Donald Sims: “My first game after the attack was the same. If anything, it was a relief to hit the court and see the fans. That kind of takes it off your mind a little bit. You’re reminded about why you came over here to play the game.”
Ben McCauley: “I haven’t heard from other players about leaving. You have to consider it’s almost April and the focus is on finishing the season strong the last two months. Had it happened in November, maybe we could talk about going to another team or a different country.”
Gerald Robinson Jr: “It didn’t affect my play. Basketball is actually the time where you can be free and you can forget about all the things that are going on. It’s like a safe haven where you can go out there and live in the moment.”
Ben McCauley: “If the terror attacks continue in the summer when I’m home, if it gets worse… You might think about it before returning here. It it’s just one time, it’s over and the safety is OK, I have no problem coming back here.”
Ricky Hickman: “If people pass on playing on Turkey, that’s on them. I’m not going to tell anybody that’s not the right thing to do because you’re responsible for your own safety.
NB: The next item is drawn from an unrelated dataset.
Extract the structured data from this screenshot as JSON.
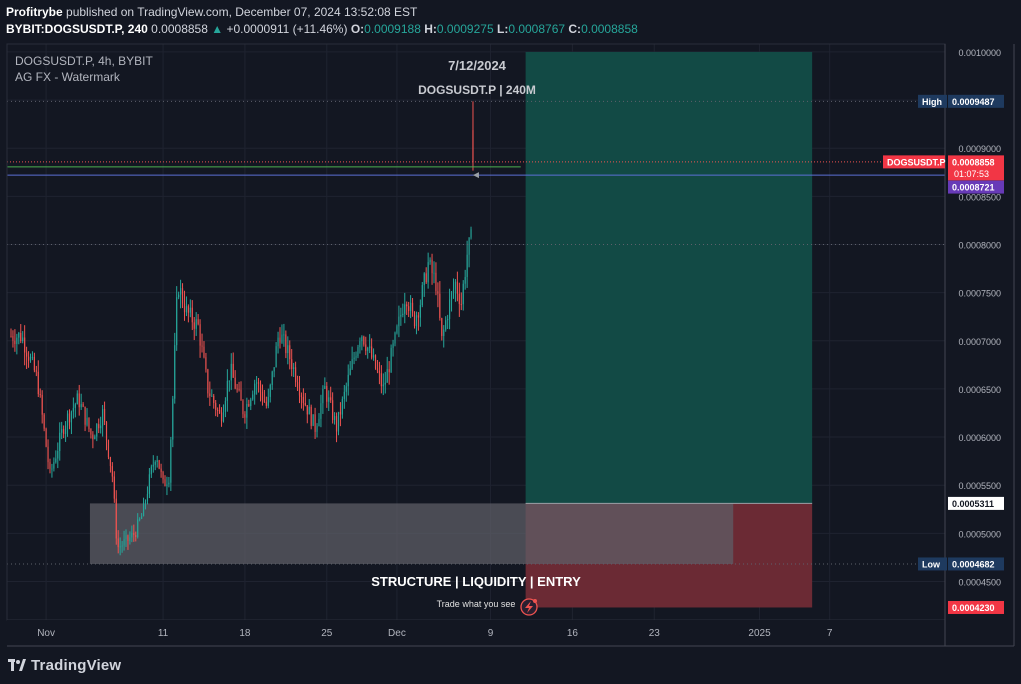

If you feel you’re in danger, you’re not going to be comfortable and basketball is probably not going to be priority No. 1.”
Tremmell Darden: “Things are happening all over the world. It’s not just one particular area. Things are happening in America and other countries. The threat is going to be there wherever you go. If you love the game of basketball, you don’t have to worry about those things.”
Geralrd Robinson Jr: “You have to think you have to continue with your normal life. The only thing you want to do is really pray and have faith that everything is going to be OK. Because that’s the reason that attacks happen – to push fear into people’s hearts.”